• AIM OF THE TASK
From the data that follows, copy every line with the string "warning".

• RECORDED DATA
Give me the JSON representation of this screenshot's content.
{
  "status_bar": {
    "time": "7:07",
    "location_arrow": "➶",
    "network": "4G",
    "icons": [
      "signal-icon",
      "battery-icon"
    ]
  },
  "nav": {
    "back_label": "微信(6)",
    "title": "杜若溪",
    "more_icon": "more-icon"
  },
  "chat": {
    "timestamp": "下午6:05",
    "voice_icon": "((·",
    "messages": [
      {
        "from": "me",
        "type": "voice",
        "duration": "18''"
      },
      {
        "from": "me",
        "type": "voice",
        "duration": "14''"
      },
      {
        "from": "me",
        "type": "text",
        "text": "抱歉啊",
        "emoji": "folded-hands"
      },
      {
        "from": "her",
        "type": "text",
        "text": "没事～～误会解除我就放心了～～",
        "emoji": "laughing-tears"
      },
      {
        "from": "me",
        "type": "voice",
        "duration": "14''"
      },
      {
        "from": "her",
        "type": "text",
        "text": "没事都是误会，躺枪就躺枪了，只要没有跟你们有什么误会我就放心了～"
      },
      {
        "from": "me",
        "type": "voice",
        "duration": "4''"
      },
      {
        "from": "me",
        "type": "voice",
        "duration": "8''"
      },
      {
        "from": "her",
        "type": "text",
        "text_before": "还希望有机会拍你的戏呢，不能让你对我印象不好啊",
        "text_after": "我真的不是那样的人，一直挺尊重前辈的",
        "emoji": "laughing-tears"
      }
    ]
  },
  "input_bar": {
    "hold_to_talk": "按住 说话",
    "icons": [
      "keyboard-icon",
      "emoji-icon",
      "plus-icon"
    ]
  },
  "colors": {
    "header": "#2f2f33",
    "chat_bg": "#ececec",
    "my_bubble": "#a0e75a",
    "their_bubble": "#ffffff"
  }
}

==

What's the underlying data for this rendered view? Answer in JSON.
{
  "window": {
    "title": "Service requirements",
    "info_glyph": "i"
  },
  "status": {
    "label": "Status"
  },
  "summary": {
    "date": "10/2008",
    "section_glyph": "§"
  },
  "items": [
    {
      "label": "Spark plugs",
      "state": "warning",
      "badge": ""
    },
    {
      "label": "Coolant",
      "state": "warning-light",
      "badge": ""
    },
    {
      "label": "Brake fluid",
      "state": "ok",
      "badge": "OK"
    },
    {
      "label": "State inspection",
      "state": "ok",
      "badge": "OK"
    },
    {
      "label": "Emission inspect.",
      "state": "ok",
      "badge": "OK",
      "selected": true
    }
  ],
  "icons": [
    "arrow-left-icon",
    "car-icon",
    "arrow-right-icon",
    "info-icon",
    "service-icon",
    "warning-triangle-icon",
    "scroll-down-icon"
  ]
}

• OUTPUT BELOW
      "state": "warning",
      "state": "warning-light",
    "warning-triangle-icon",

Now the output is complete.